Recorded information:
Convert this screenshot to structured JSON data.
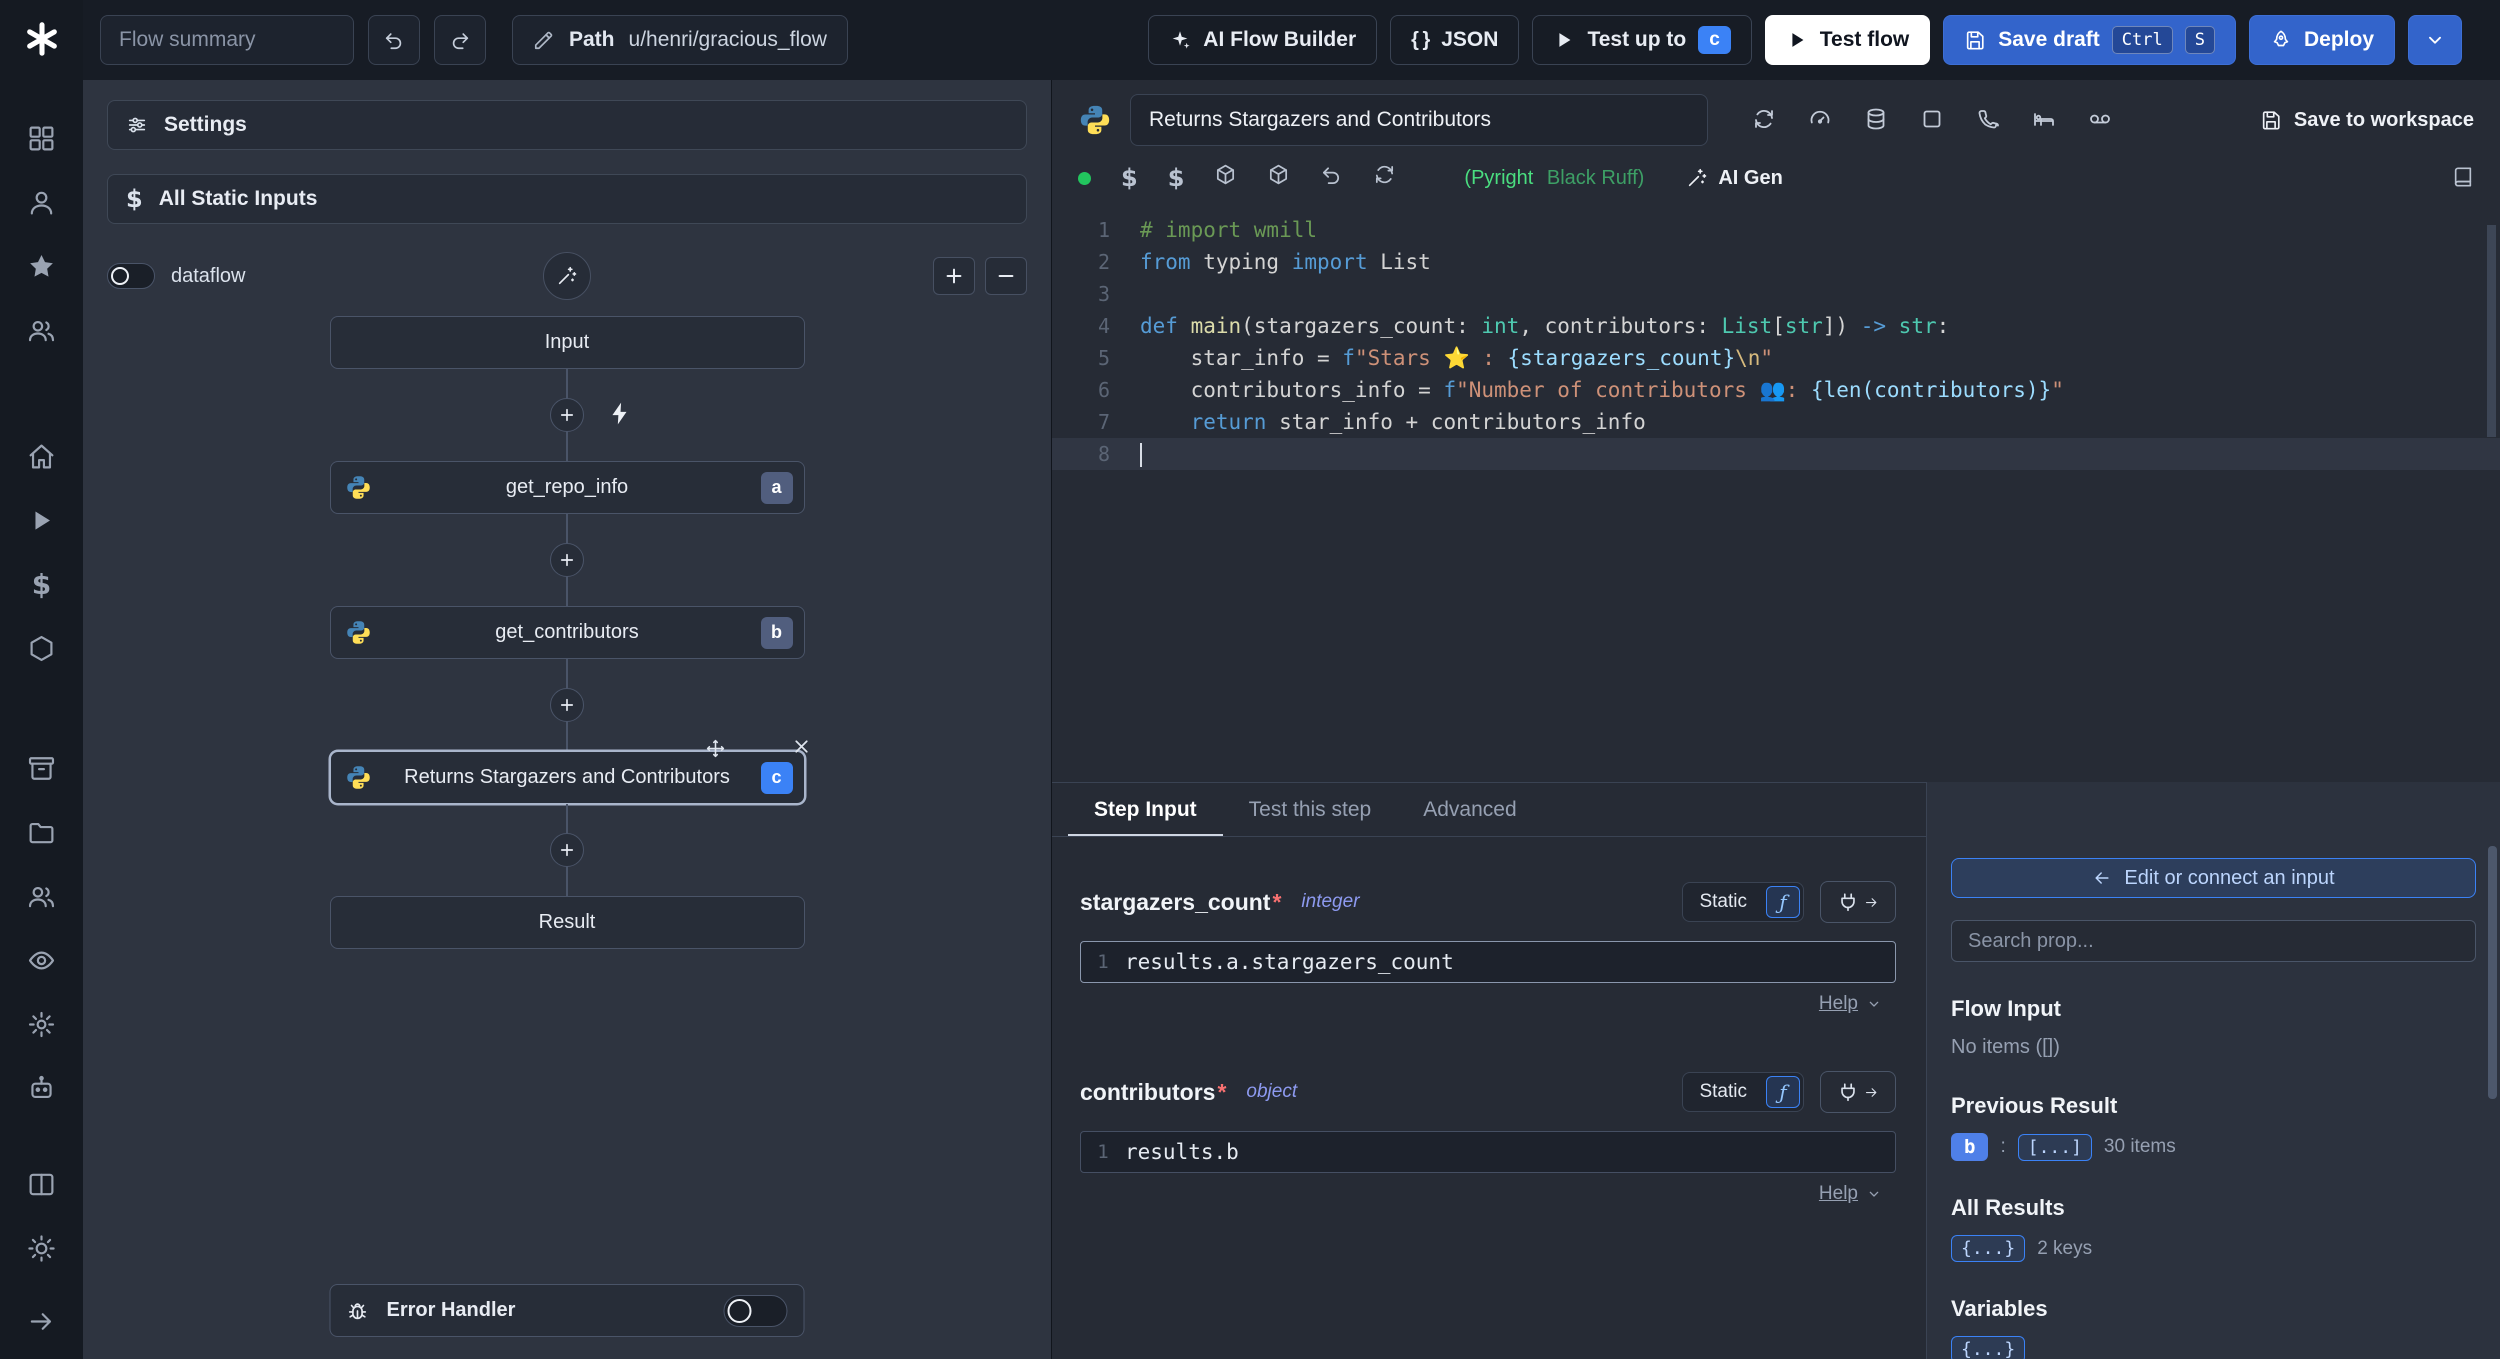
{
  "topbar": {
    "flow_summary_placeholder": "Flow summary",
    "path_label": "Path",
    "path_value": "u/henri/gracious_flow",
    "ai_flow_builder_label": "AI Flow Builder",
    "json_label": "JSON",
    "test_up_to_label": "Test up to",
    "test_up_to_badge": "c",
    "test_flow_label": "Test flow",
    "save_draft_label": "Save draft",
    "save_draft_kbd": [
      "Ctrl",
      "S"
    ],
    "deploy_label": "Deploy"
  },
  "sidebar": {
    "groups": [
      [
        "grid",
        "user",
        "star",
        "users"
      ],
      [
        "home",
        "play",
        "dollar",
        "hexagon"
      ],
      [
        "archive",
        "folder",
        "users2",
        "eye",
        "gear",
        "bot"
      ],
      [
        "columns",
        "sun"
      ]
    ]
  },
  "flow": {
    "settings_label": "Settings",
    "static_inputs_label": "All Static Inputs",
    "dataflow_label": "dataflow",
    "nodes": [
      {
        "label": "Input"
      },
      {
        "label": "get_repo_info",
        "badge": "a"
      },
      {
        "label": "get_contributors",
        "badge": "b"
      },
      {
        "label": "Returns Stargazers and Contributors",
        "badge": "c"
      },
      {
        "label": "Result"
      }
    ],
    "error_handler_label": "Error Handler"
  },
  "editor": {
    "title": "Returns Stargazers and Contributors",
    "save_to_workspace_label": "Save to workspace",
    "assistants_primary": "(Pyright",
    "assistants_secondary": "Black Ruff)",
    "ai_gen_label": "AI Gen",
    "active_line": 8,
    "lines": [
      {
        "segs": [
          [
            "c",
            "# import wmill"
          ]
        ]
      },
      {
        "segs": [
          [
            "k",
            "from"
          ],
          [
            "p",
            " typing "
          ],
          [
            "k",
            "import"
          ],
          [
            "p",
            " List"
          ]
        ]
      },
      {
        "segs": []
      },
      {
        "segs": [
          [
            "k",
            "def"
          ],
          [
            "fn",
            " main"
          ],
          [
            "p",
            "(stargazers_count: "
          ],
          [
            "t",
            "int"
          ],
          [
            "p",
            ", contributors: "
          ],
          [
            "t",
            "List"
          ],
          [
            "p",
            "["
          ],
          [
            "t",
            "str"
          ],
          [
            "p",
            "]) "
          ],
          [
            "k",
            "->"
          ],
          [
            "p",
            " "
          ],
          [
            "t",
            "str"
          ],
          [
            "p",
            ":"
          ]
        ]
      },
      {
        "segs": [
          [
            "p",
            "    star_info = "
          ],
          [
            "k",
            "f"
          ],
          [
            "s",
            "\"Stars ⭐ : "
          ],
          [
            "i",
            "{stargazers_count}"
          ],
          [
            "e",
            "\\n"
          ],
          [
            "s",
            "\""
          ]
        ]
      },
      {
        "segs": [
          [
            "p",
            "    contributors_info = "
          ],
          [
            "k",
            "f"
          ],
          [
            "s",
            "\"Number of contributors 👥: "
          ],
          [
            "i",
            "{len(contributors)}"
          ],
          [
            "s",
            "\""
          ]
        ]
      },
      {
        "segs": [
          [
            "p",
            "    "
          ],
          [
            "k",
            "return"
          ],
          [
            "p",
            " star_info + contributors_info"
          ]
        ]
      },
      {
        "segs": []
      }
    ]
  },
  "step": {
    "tabs": [
      {
        "label": "Step Input"
      },
      {
        "label": "Test this step"
      },
      {
        "label": "Advanced"
      }
    ],
    "fields": [
      {
        "name": "stargazers_count",
        "required": "*",
        "type": "integer",
        "mode": "Static",
        "line_no": "1",
        "expr": "results.a.stargazers_count",
        "help_label": "Help"
      },
      {
        "name": "contributors",
        "required": "*",
        "type": "object",
        "mode": "Static",
        "line_no": "1",
        "expr": "results.b",
        "help_label": "Help"
      }
    ]
  },
  "connect": {
    "edit_button_label": "Edit or connect an input",
    "search_placeholder": "Search prop...",
    "flow_input_title": "Flow Input",
    "flow_input_empty": "No items ([])",
    "previous_result_title": "Previous Result",
    "previous_result_badge": "b",
    "previous_result_colon": ":",
    "previous_result_collapsed": "[...]",
    "previous_result_count": "30 items",
    "all_results_title": "All Results",
    "all_results_collapsed": "{...}",
    "all_results_count": "2 keys",
    "variables_title": "Variables",
    "variables_collapsed": "{...}"
  },
  "colors": {
    "accent_blue": "#3b82f6",
    "button_blue": "#3364cb",
    "status_green": "#22c55e",
    "badge_slate": "#515e7e",
    "panel_bg": "#2e3440",
    "editor_bg": "#262b35"
  }
}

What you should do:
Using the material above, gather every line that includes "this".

Exercise solution:
Convert this screenshot to structured JSON data.
        "label": "Test this step"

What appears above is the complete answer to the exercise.